It is also often the case that an older person will become upset and hostile when their increasing inability to live on their own becomes unavoidably apparent. Many fear giving up their independence. Many fear losing their home and having to give up familiar surroundings. Many fear the prospect of an assisted living facility or nursing home. In the face of the loss of control they fear, some older people try to prove their independence by making decisions –often financial decisions- that are not well thought out, are very questionable, or are beyond their means. Especially in these cases, it is important to ascertain whether or not your older loved one has been the victim of fraud or an unscrupulous business.

Some people also use anger as a way to control others; and this is no less true of older people than it is with other age groups. Anger can be a form of manipulation, just as guilt and a show of helplessness can be. All three can be a way to retain power over others or to get others to notice the person using any of these tools to get others to do what they want.

Sometimes, the hostility of older people is not expressed overtly, but is either internalized (which can contribute to depression), or is exhibited as passivity, disinterest, or withdrawal. Depression in older people may be indicated by a loss of interest in almost everything; not welcoming visits, or turning down invitations to join the family for holidays or get-togethers.

Finally, it is important to recognize that diseases like Alzheimer’s and dementia can also cause many of these behaviors…and in those cases the person really doesn’t have the control over what they do or say that we might hope they’d exhibit.

Whether you are a direct caregiver of an elderly person, or simply have an older person in your life, there are several things you can do:

  • The first is to not take it personally. In the face of an aggressive or hostile older person who is unrelentingly demanding, nasty, critical, or intolerant, this may not be easy. But in many ways it is not much different than being the target of a child who lashes out when afraid, hurt, or upset. Keeping the source in perspective can be very helpful.
  • The second thing you can do is to help other family members understand why Grandpa or Grandma may be acting this way. Reminding children that Grandpa doesn’t like too much noise, or that Grandma likes to watch a certain program and the TV has to be shared, can go a long way towards making an older relative’s visits more pleasant all around.
  • Finally, getting and understanding as much information as you can about an older person’s medical condition is also important. Getting an older person’s permission for you to speak with their doctors as their health care agent can be an important part of this process.

If you are having difficulty dealing with an older person in your life, if you feel that your patience is at an end and you no longer know how to deal with his or her anger or hostility, we urge you to call Capital EAP and speak with one of our trained counselors.
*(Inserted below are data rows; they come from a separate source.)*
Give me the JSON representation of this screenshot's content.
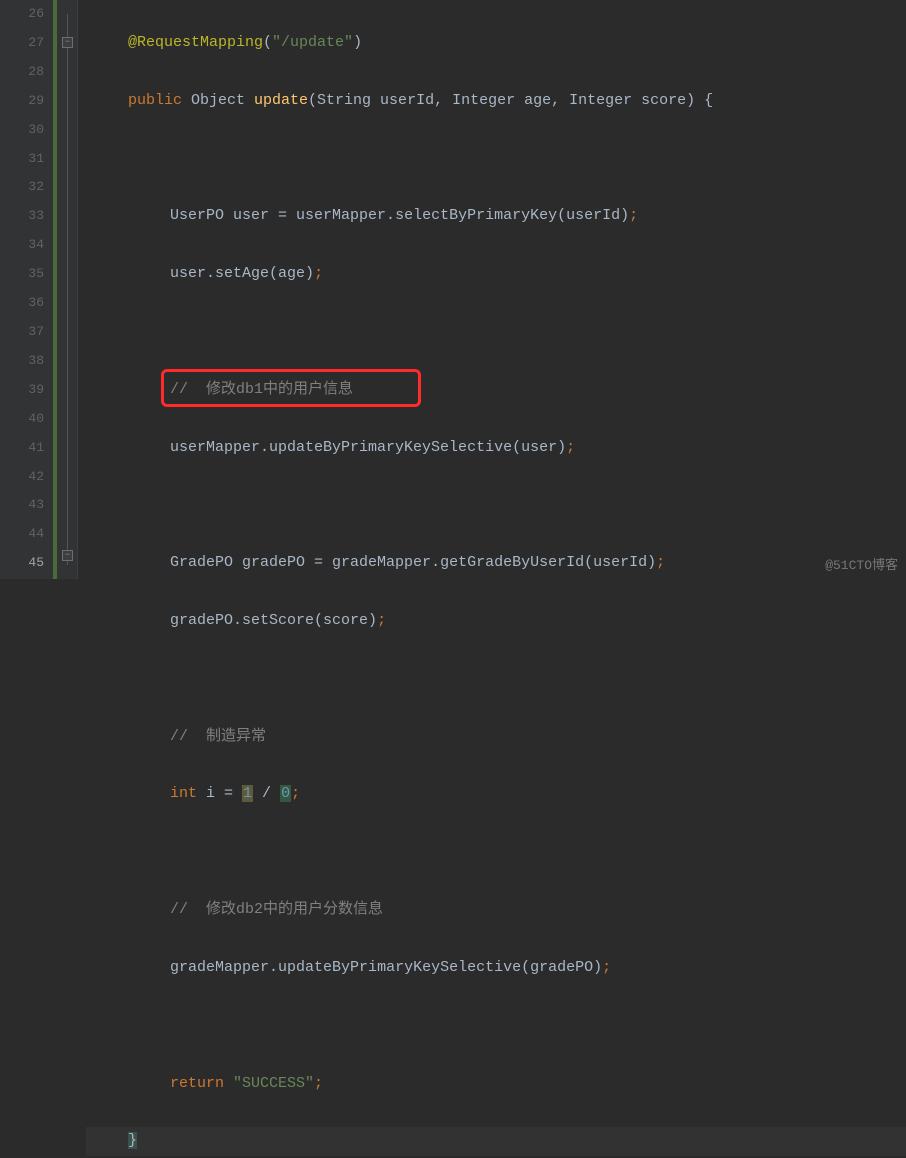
{
  "lines": {
    "26": {
      "num": "26"
    },
    "27": {
      "num": "27"
    },
    "28": {
      "num": "28"
    },
    "29": {
      "num": "29"
    },
    "30": {
      "num": "30"
    },
    "31": {
      "num": "31"
    },
    "32": {
      "num": "32"
    },
    "33": {
      "num": "33"
    },
    "34": {
      "num": "34"
    },
    "35": {
      "num": "35"
    },
    "36": {
      "num": "36"
    },
    "37": {
      "num": "37"
    },
    "38": {
      "num": "38"
    },
    "39": {
      "num": "39"
    },
    "40": {
      "num": "40"
    },
    "41": {
      "num": "41"
    },
    "42": {
      "num": "42"
    },
    "43": {
      "num": "43"
    },
    "44": {
      "num": "44"
    },
    "45": {
      "num": "45"
    }
  },
  "code": {
    "l26_annotation": "@RequestMapping",
    "l26_paren_open": "(",
    "l26_string": "\"/update\"",
    "l26_paren_close": ")",
    "l27_public": "public",
    "l27_Object": " Object ",
    "l27_update": "update",
    "l27_params": "(String userId, Integer age, Integer score) ",
    "l27_brace": "{",
    "l29_decl": "UserPO user = ",
    "l29_mapper": "userMapper",
    "l29_dot": ".",
    "l29_method": "selectByPrimaryKey",
    "l29_args": "(userId)",
    "l29_semi": ";",
    "l30_obj": "user",
    "l30_dot": ".",
    "l30_method": "setAge",
    "l30_args": "(age)",
    "l30_semi": ";",
    "l32_comment": "//  修改db1中的用户信息",
    "l33_obj": "userMapper",
    "l33_dot": ".",
    "l33_method": "updateByPrimaryKeySelective",
    "l33_args": "(user)",
    "l33_semi": ";",
    "l35_decl": "GradePO gradePO = ",
    "l35_mapper": "gradeMapper",
    "l35_dot": ".",
    "l35_method": "getGradeByUserId",
    "l35_args": "(userId)",
    "l35_semi": ";",
    "l36_obj": "gradePO",
    "l36_dot": ".",
    "l36_method": "setScore",
    "l36_args": "(score)",
    "l36_semi": ";",
    "l38_comment": "//  制造异常",
    "l39_int": "int",
    "l39_var": " i = ",
    "l39_num1": "1",
    "l39_div": " / ",
    "l39_num0": "0",
    "l39_semi": ";",
    "l41_comment": "//  修改db2中的用户分数信息",
    "l42_obj": "gradeMapper",
    "l42_dot": ".",
    "l42_method": "updateByPrimaryKeySelective",
    "l42_args": "(gradePO)",
    "l42_semi": ";",
    "l44_return": "return",
    "l44_sp": " ",
    "l44_string": "\"SUCCESS\"",
    "l44_semi": ";",
    "l45_brace": "}"
  },
  "watermark": "@51CTO博客"
}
We can help you manage your relationship with your older loved one so that the relationship is not ruptured and both you and they can enjoy your continued participation in each other’s lives. We’re here to help.

Remember: we’re your EAP.